EXERCISE INPUTS section start
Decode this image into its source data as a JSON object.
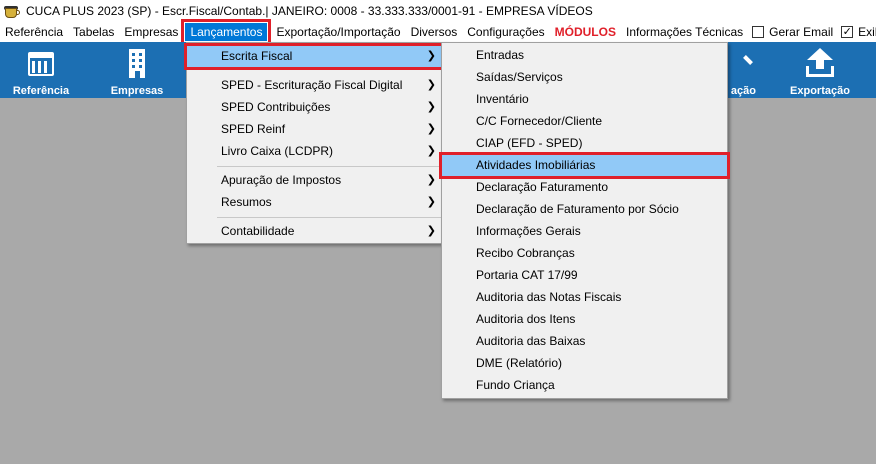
{
  "window": {
    "title": "CUCA PLUS 2023 (SP) - Escr.Fiscal/Contab.| JANEIRO: 0008 - 33.333.333/0001-91 - EMPRESA VÍDEOS",
    "icon": "coffee-cup-icon"
  },
  "menubar": {
    "items": [
      "Referência",
      "Tabelas",
      "Empresas",
      "Lançamentos",
      "Exportação/Importação",
      "Diversos",
      "Configurações",
      "MÓDULOS",
      "Informações Técnicas"
    ],
    "gerar_email_label": "Gerar Email",
    "gerar_email_checked": false,
    "exibir_label": "Exib",
    "exibir_checked": true,
    "active_index": 3,
    "modulos_color": "#e0202a"
  },
  "toolbar": {
    "background": "#1c6fb3",
    "buttons": [
      {
        "label": "Referência",
        "icon": "calendar-icon"
      },
      {
        "label": "Empresas",
        "icon": "building-icon"
      },
      {
        "label": "ação",
        "icon": "partial-icon"
      },
      {
        "label": "Exportação",
        "icon": "upload-icon"
      }
    ]
  },
  "lancamentos_menu": {
    "items": [
      {
        "label": "Escrita Fiscal",
        "submenu": true
      },
      {
        "label": "SPED - Escrituração Fiscal Digital",
        "submenu": true
      },
      {
        "label": "SPED Contribuições",
        "submenu": true
      },
      {
        "label": "SPED Reinf",
        "submenu": true
      },
      {
        "label": "Livro Caixa (LCDPR)",
        "submenu": true
      },
      {
        "label": "Apuração de Impostos",
        "submenu": true
      },
      {
        "label": "Resumos",
        "submenu": true
      },
      {
        "label": "Contabilidade",
        "submenu": true
      }
    ],
    "highlighted": "Escrita Fiscal"
  },
  "escrita_fiscal_menu": {
    "items": [
      "Entradas",
      "Saídas/Serviços",
      "Inventário",
      "C/C Fornecedor/Cliente",
      "CIAP (EFD - SPED)",
      "Atividades Imobiliárias",
      "Declaração Faturamento",
      "Declaração de Faturamento por Sócio",
      "Informações Gerais",
      "Recibo Cobranças",
      "Portaria CAT 17/99",
      "Auditoria das Notas Fiscais",
      "Auditoria dos Itens",
      "Auditoria das Baixas",
      "DME (Relatório)",
      "Fundo Criança"
    ],
    "highlighted": "Atividades Imobiliárias",
    "highlight_color": "#91c9f7",
    "marker_color": "#e0202a"
  }
}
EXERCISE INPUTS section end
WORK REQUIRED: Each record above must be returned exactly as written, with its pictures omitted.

ANSWER SPACE:
Decode this image into its source data as a JSON object.
{
  "window": {
    "title": "CUCA PLUS 2023 (SP) - Escr.Fiscal/Contab.| JANEIRO: 0008 - 33.333.333/0001-91 - EMPRESA VÍDEOS",
    "icon": "coffee-cup-icon"
  },
  "menubar": {
    "items": [
      "Referência",
      "Tabelas",
      "Empresas",
      "Lançamentos",
      "Exportação/Importação",
      "Diversos",
      "Configurações",
      "MÓDULOS",
      "Informações Técnicas"
    ],
    "gerar_email_label": "Gerar Email",
    "gerar_email_checked": false,
    "exibir_label": "Exib",
    "exibir_checked": true,
    "active_index": 3,
    "modulos_color": "#e0202a"
  },
  "toolbar": {
    "background": "#1c6fb3",
    "buttons": [
      {
        "label": "Referência",
        "icon": "calendar-icon"
      },
      {
        "label": "Empresas",
        "icon": "building-icon"
      },
      {
        "label": "ação",
        "icon": "partial-icon"
      },
      {
        "label": "Exportação",
        "icon": "upload-icon"
      }
    ]
  },
  "lancamentos_menu": {
    "items": [
      {
        "label": "Escrita Fiscal",
        "submenu": true
      },
      {
        "label": "SPED - Escrituração Fiscal Digital",
        "submenu": true
      },
      {
        "label": "SPED Contribuições",
        "submenu": true
      },
      {
        "label": "SPED Reinf",
        "submenu": true
      },
      {
        "label": "Livro Caixa (LCDPR)",
        "submenu": true
      },
      {
        "label": "Apuração de Impostos",
        "submenu": true
      },
      {
        "label": "Resumos",
        "submenu": true
      },
      {
        "label": "Contabilidade",
        "submenu": true
      }
    ],
    "highlighted": "Escrita Fiscal"
  },
  "escrita_fiscal_menu": {
    "items": [
      "Entradas",
      "Saídas/Serviços",
      "Inventário",
      "C/C Fornecedor/Cliente",
      "CIAP (EFD - SPED)",
      "Atividades Imobiliárias",
      "Declaração Faturamento",
      "Declaração de Faturamento por Sócio",
      "Informações Gerais",
      "Recibo Cobranças",
      "Portaria CAT 17/99",
      "Auditoria das Notas Fiscais",
      "Auditoria dos Itens",
      "Auditoria das Baixas",
      "DME (Relatório)",
      "Fundo Criança"
    ],
    "highlighted": "Atividades Imobiliárias",
    "highlight_color": "#91c9f7",
    "marker_color": "#e0202a"
  }
}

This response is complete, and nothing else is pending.